The Tucson prison offers what is termed “non-residential treatment,” which consists of out-patient group meeting two or three times a week for several hours, the Bureau of Prisons webpage said.
“Participants learn basic skills and concepts to help them understand their past offenses and to reduce risk of future offending. This treatment is offered to offenders evaluated to have low to moderate risk of reoffending,” according to a description of the program.
The BOP has high-intensity “residential” programs at prisons in Marion, Illinois; and Devens, Massachusetts, in which offenders receive treatment five days a week.

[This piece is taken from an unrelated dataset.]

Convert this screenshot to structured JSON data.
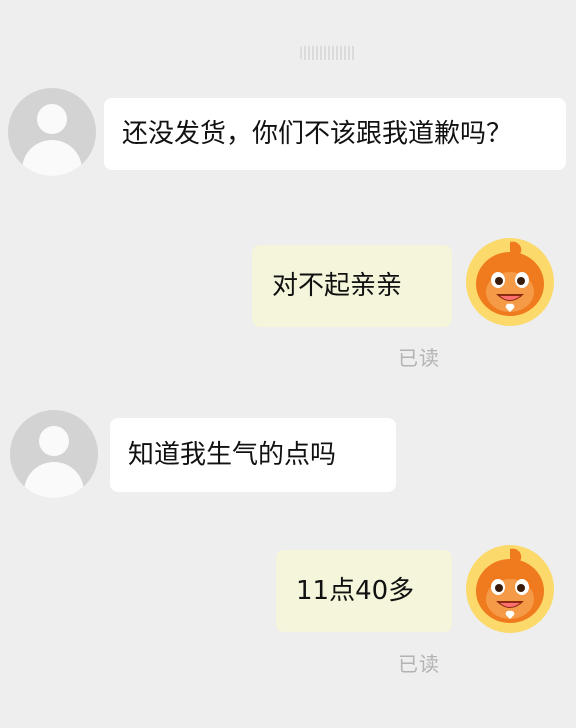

These programs target “offenders with an elevated risk of reoffending,” the BOP says.
The BOP will determine if an inmate should have residential or non-residential treatment, the BOP webpage says. The BOP noted what while inmates can receive treatment when they request it, most inmates normally enter treatment when they have 24-42 months left on their sentence — about 56 years from now for Nassar, age 54.
The website says only prisoners who volunteer can receive the treatment. It’s not known if Nassar has volunteered.
Federal, then state sentences
If he’s still alive when he finishes his federal sentence, he will have to return to Michigan to serve sentences for sex crimes.
On Monday, Nassar was sentenced to 40 to 125 years in Eaton County, Michigan, where nearly 200 girls and women made statements about how his sexual abuse had changed their lives. The Eaton County sentence will run concurrently with the 40-to-175-year sentence from nearby Ingham County, Michigan.
In December, Nassar was sentenced for the child pornography charges in federal court.
He pleaded guilty to receiving child pornography in 2004, possessing child pornography from 2003 to 2016 and destroying and concealing evidence in 2016 as he was under investigation, according to the US attorney’s office for the Western District of Michigan.